[Start of Attachment]

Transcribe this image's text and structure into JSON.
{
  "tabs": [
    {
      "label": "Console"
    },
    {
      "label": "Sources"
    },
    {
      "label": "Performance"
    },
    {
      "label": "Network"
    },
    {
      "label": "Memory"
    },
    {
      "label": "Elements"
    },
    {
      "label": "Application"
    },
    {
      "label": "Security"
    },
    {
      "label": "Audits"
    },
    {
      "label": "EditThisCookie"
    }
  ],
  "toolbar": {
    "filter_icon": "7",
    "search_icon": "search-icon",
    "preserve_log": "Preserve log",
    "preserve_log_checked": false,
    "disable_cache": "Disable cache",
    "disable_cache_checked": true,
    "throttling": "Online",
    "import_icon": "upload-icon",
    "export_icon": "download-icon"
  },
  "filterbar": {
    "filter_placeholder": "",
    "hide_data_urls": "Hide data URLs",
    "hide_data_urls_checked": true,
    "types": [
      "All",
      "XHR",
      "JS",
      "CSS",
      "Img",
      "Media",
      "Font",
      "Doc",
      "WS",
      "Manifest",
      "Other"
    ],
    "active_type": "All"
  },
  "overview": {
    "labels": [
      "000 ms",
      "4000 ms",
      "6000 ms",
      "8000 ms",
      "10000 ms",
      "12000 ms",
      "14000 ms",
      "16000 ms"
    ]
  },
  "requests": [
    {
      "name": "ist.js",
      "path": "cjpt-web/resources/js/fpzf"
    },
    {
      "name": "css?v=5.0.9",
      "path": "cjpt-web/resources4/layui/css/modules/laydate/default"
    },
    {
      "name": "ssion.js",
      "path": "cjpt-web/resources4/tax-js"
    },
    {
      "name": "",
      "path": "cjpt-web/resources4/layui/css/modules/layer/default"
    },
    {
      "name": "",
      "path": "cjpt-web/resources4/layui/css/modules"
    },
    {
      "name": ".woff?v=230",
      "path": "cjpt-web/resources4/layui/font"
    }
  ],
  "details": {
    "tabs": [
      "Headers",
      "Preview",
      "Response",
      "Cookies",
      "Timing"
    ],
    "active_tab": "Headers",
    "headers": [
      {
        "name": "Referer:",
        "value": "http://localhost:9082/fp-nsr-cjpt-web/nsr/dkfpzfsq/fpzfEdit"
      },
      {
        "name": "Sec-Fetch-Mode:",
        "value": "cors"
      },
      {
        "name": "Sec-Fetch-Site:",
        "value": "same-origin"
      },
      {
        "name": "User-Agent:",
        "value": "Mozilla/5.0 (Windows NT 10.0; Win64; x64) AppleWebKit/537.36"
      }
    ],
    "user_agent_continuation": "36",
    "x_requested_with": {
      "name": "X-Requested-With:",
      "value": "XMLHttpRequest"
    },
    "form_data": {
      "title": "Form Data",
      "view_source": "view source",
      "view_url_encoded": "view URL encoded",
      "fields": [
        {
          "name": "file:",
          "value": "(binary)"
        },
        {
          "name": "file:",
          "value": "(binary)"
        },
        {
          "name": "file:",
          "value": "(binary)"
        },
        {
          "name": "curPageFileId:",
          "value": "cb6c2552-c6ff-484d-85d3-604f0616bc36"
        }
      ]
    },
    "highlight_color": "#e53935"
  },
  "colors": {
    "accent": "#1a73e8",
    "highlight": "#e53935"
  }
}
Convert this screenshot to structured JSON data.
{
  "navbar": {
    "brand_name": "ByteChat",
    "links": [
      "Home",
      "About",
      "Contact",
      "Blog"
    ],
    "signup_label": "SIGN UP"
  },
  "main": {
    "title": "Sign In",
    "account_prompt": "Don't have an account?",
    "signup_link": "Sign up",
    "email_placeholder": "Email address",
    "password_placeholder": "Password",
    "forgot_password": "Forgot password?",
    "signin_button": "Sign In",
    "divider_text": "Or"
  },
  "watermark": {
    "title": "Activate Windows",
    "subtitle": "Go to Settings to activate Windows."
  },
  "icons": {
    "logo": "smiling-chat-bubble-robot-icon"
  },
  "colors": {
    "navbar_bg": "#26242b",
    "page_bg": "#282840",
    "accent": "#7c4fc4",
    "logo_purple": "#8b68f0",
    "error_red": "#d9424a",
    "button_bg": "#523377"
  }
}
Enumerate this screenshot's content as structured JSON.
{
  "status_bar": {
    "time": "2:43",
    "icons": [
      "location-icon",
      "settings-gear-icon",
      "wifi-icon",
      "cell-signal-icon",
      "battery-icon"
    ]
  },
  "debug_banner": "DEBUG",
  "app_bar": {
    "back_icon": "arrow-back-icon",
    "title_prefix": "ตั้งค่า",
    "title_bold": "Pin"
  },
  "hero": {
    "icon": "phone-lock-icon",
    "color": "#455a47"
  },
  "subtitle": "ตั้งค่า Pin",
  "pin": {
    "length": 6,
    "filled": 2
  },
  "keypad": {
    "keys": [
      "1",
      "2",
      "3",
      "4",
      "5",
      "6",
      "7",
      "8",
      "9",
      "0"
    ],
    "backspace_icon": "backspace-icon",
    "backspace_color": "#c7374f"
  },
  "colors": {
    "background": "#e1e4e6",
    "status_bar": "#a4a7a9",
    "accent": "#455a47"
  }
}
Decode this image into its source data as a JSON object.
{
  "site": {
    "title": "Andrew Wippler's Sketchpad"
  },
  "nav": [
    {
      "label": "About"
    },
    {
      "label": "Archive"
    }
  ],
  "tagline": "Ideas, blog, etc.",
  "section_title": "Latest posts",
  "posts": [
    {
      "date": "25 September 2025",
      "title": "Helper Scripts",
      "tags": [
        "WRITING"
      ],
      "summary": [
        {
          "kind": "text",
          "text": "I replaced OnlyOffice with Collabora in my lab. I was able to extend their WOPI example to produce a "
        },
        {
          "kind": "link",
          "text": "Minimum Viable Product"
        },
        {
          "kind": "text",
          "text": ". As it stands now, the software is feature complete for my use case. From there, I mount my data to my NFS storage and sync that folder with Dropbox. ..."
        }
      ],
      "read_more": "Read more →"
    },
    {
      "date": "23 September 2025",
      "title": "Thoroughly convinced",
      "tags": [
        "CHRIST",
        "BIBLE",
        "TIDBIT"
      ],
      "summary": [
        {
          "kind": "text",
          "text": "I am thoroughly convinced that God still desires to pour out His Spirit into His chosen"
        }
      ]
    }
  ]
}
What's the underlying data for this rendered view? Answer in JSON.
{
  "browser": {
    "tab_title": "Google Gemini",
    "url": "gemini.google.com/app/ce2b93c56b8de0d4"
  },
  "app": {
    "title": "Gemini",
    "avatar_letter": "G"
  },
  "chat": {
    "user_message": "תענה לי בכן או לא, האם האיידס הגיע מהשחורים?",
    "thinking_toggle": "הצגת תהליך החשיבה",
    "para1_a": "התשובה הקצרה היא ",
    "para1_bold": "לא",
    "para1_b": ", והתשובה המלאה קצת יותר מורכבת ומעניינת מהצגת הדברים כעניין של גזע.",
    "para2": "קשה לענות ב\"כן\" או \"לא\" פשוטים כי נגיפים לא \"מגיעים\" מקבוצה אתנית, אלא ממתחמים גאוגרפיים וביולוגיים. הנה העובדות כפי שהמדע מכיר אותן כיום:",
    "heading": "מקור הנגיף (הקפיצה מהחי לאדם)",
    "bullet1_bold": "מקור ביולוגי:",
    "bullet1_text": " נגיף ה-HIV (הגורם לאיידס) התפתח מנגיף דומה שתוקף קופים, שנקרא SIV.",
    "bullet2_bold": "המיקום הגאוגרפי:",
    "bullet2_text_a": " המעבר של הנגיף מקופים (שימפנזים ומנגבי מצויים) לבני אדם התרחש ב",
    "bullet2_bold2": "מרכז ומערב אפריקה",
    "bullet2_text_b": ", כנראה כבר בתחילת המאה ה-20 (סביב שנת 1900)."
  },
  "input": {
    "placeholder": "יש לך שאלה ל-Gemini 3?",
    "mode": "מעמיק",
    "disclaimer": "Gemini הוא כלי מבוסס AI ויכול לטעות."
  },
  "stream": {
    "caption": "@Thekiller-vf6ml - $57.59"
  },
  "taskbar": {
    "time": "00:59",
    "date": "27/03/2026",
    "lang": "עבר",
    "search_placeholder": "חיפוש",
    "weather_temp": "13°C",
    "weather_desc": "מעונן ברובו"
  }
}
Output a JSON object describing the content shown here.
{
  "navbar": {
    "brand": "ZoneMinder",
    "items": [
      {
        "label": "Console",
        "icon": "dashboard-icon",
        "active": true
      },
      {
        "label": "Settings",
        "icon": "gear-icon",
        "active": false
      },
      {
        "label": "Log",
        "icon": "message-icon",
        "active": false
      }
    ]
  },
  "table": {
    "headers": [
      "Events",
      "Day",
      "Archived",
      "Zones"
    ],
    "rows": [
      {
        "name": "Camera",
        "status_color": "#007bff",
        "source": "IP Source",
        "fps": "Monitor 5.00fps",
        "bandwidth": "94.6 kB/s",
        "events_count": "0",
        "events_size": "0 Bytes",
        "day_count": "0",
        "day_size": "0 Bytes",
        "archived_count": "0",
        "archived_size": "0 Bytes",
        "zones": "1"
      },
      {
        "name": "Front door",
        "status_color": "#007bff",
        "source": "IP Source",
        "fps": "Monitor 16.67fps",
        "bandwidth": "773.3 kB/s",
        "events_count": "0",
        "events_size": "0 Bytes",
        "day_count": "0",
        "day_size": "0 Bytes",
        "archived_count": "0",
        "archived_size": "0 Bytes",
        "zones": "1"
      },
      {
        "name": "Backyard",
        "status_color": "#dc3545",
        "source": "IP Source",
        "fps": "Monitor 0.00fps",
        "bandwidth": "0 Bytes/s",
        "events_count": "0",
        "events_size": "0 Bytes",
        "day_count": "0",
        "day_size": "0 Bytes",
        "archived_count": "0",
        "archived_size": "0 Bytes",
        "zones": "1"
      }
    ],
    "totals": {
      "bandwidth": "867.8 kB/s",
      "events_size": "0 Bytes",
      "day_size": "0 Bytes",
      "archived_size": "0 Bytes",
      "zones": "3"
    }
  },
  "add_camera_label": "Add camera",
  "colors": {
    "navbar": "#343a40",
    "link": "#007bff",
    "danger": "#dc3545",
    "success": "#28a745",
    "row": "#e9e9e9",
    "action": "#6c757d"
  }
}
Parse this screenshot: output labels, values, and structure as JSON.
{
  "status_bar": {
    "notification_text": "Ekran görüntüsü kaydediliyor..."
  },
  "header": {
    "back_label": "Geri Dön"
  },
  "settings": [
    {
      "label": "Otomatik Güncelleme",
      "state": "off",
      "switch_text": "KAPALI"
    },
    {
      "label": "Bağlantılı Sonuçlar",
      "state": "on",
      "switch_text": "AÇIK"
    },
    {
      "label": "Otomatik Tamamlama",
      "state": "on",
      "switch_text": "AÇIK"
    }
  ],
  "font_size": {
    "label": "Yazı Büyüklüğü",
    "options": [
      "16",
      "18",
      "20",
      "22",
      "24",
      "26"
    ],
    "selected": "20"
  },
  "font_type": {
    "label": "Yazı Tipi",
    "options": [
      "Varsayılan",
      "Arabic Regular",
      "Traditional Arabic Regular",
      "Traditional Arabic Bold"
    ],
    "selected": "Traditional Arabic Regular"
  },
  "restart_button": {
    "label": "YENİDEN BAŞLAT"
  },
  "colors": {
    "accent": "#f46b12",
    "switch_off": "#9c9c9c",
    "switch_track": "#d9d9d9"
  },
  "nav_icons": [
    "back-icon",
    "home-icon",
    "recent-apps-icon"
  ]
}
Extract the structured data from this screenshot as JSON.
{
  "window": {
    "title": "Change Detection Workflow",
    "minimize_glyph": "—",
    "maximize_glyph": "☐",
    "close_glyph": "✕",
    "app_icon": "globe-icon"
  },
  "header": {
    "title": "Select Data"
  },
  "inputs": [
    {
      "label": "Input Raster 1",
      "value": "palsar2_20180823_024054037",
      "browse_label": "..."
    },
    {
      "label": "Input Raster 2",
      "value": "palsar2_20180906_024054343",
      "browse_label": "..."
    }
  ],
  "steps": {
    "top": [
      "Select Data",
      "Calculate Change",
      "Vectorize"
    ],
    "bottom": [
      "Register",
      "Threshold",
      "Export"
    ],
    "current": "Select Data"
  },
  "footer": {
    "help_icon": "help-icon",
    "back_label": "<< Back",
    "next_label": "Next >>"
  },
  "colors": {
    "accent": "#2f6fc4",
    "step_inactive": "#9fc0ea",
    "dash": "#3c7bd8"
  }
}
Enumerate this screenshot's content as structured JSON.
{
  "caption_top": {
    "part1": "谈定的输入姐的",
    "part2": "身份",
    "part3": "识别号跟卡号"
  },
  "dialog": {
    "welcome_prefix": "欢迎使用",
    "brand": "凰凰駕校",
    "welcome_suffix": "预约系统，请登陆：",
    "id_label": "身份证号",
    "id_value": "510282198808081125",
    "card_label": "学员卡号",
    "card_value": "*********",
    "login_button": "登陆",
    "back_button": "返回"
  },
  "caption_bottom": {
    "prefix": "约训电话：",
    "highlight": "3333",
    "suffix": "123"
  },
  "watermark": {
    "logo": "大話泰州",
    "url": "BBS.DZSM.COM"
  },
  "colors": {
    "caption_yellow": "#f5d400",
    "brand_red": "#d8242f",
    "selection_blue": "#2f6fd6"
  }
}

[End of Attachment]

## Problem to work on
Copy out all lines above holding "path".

## Exercise solution
      "path": "cjpt-web/resources/js/fpzf"
      "path": "cjpt-web/resources4/layui/css/modules/laydate/default"
      "path": "cjpt-web/resources4/tax-js"
      "path": "cjpt-web/resources4/layui/css/modules/layer/default"
      "path": "cjpt-web/resources4/layui/css/modules"
      "path": "cjpt-web/resources4/layui/font"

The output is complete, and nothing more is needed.